● **Task goal**: Lines containing the word "ENTRY" in the data below: say how many, with no other text.

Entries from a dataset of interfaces
☆ ☆ ☆ ☆

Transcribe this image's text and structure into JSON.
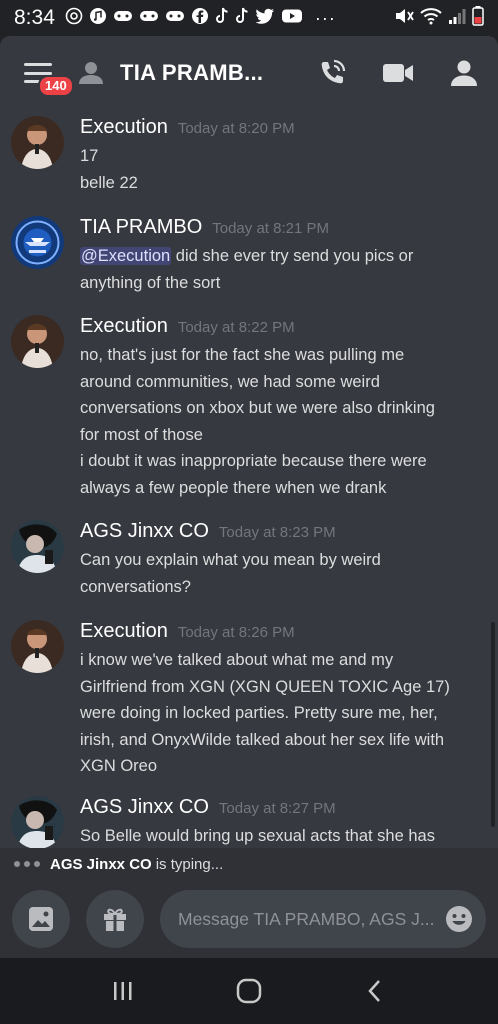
{
  "status_bar": {
    "time": "8:34",
    "icons": [
      "at-icon",
      "music-icon",
      "gamepad-icon",
      "gamepad-icon",
      "gamepad-icon",
      "facebook-icon",
      "tiktok-icon",
      "tiktok-icon",
      "twitter-icon",
      "youtube-icon",
      "more-icon"
    ],
    "right_icons": [
      "mute-icon",
      "wifi-icon",
      "signal-icon",
      "battery-icon"
    ]
  },
  "header": {
    "badge": "140",
    "title": "TIA PRAMB..."
  },
  "messages": [
    {
      "author": "Execution",
      "time": "Today at 8:20 PM",
      "lines": [
        "17",
        "belle 22"
      ]
    },
    {
      "author": "TIA PRAMBO",
      "time": "Today at 8:21 PM",
      "mention": "@Execution",
      "text_after_mention": " did she ever try send you pics or",
      "lines": [
        "anything of the sort"
      ]
    },
    {
      "author": "Execution",
      "time": "Today at 8:22 PM",
      "lines": [
        "no, that's just for the fact she was pulling me",
        "around communities, we had some weird",
        "conversations on xbox but we were also drinking",
        "for most of those",
        "i doubt it was inappropriate because there were",
        "always a few people there when we drank"
      ]
    },
    {
      "author": "AGS Jinxx CO",
      "time": "Today at 8:23 PM",
      "lines": [
        "Can you explain what you mean by weird",
        "conversations?"
      ]
    },
    {
      "author": "Execution",
      "time": "Today at 8:26 PM",
      "lines": [
        "i know we've talked about what me and my",
        "Girlfriend from XGN (XGN QUEEN TOXIC Age 17)",
        "were doing in locked parties. Pretty sure me, her,",
        "irish, and OnyxWilde talked about her sex life with",
        "XGN Oreo"
      ]
    },
    {
      "author": "AGS Jinxx CO",
      "time": "Today at 8:27 PM",
      "lines": [
        "So Belle would bring up sexual acts that she has"
      ]
    }
  ],
  "typing": {
    "user": "AGS Jinxx CO",
    "suffix": "is typing..."
  },
  "input": {
    "placeholder": "Message TIA PRAMBO, AGS J..."
  },
  "colors": {
    "background": "#36393f",
    "mention_bg": "#414675",
    "badge": "#ed4245"
  }
}
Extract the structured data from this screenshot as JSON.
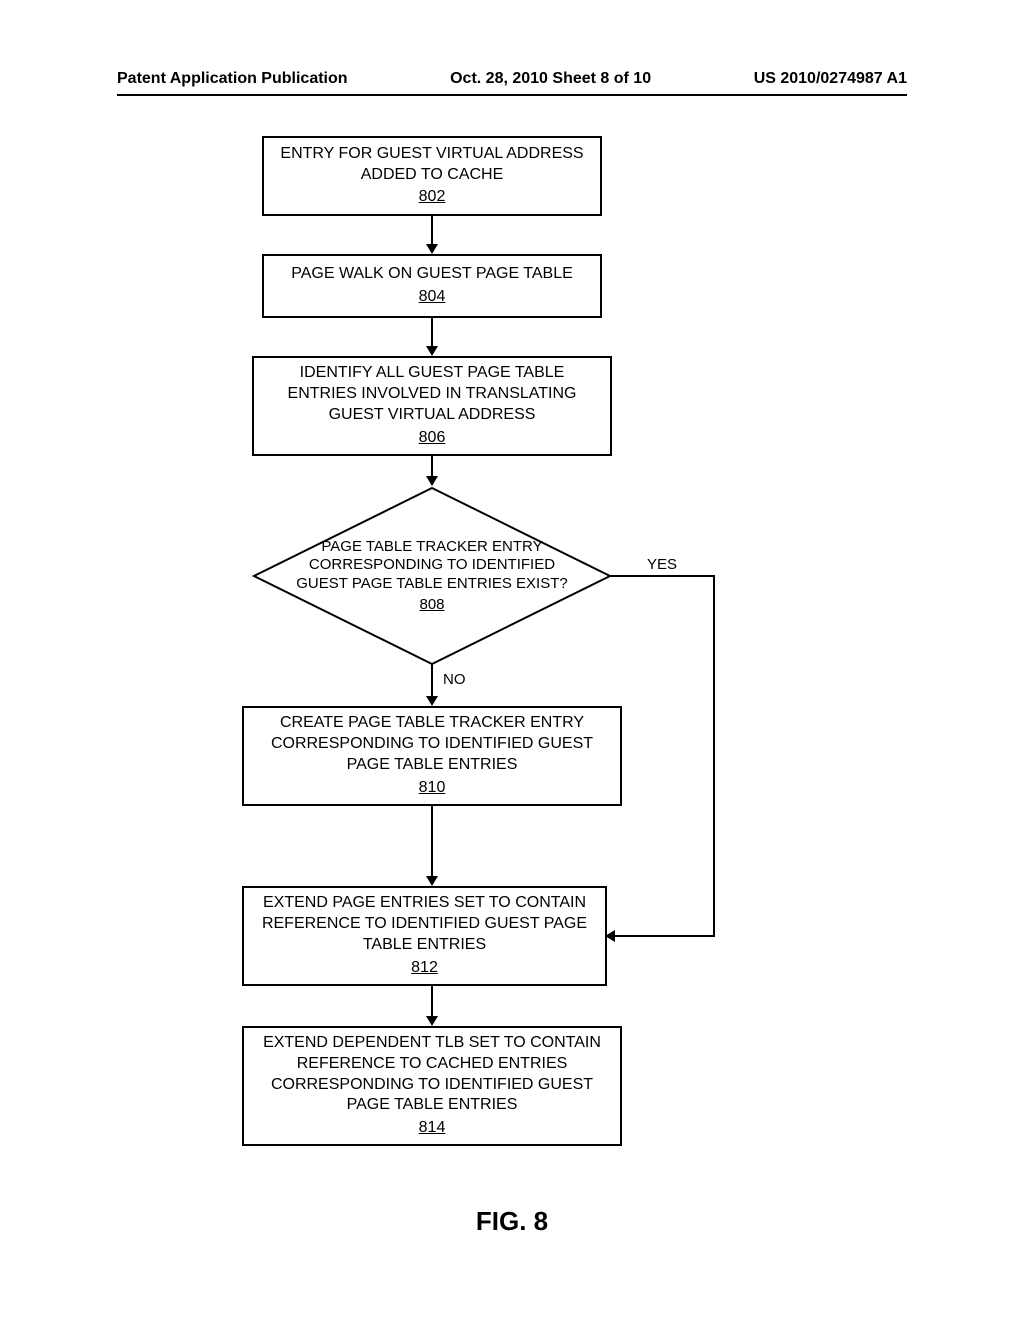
{
  "header": {
    "left": "Patent Application Publication",
    "center": "Oct. 28, 2010   Sheet 8 of 10",
    "right": "US 2010/0274987 A1"
  },
  "boxes": {
    "b802": {
      "text": "ENTRY FOR GUEST VIRTUAL ADDRESS ADDED TO CACHE",
      "ref": "802"
    },
    "b804": {
      "text": "PAGE WALK ON GUEST PAGE TABLE",
      "ref": "804"
    },
    "b806": {
      "text": "IDENTIFY ALL GUEST PAGE TABLE ENTRIES INVOLVED IN TRANSLATING GUEST VIRTUAL ADDRESS",
      "ref": "806"
    },
    "d808": {
      "text": "PAGE TABLE TRACKER ENTRY CORRESPONDING TO IDENTIFIED GUEST PAGE TABLE ENTRIES EXIST?",
      "ref": "808"
    },
    "b810": {
      "text": "CREATE PAGE TABLE TRACKER ENTRY CORRESPONDING TO IDENTIFIED GUEST PAGE TABLE ENTRIES",
      "ref": "810"
    },
    "b812": {
      "text": "EXTEND PAGE ENTRIES SET TO CONTAIN REFERENCE TO IDENTIFIED GUEST PAGE TABLE ENTRIES",
      "ref": "812"
    },
    "b814": {
      "text": "EXTEND DEPENDENT TLB SET TO CONTAIN REFERENCE TO CACHED ENTRIES CORRESPONDING TO IDENTIFIED GUEST PAGE TABLE ENTRIES",
      "ref": "814"
    }
  },
  "labels": {
    "yes": "YES",
    "no": "NO"
  },
  "figure_caption": "FIG. 8"
}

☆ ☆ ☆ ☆

● **Exercise result**: 3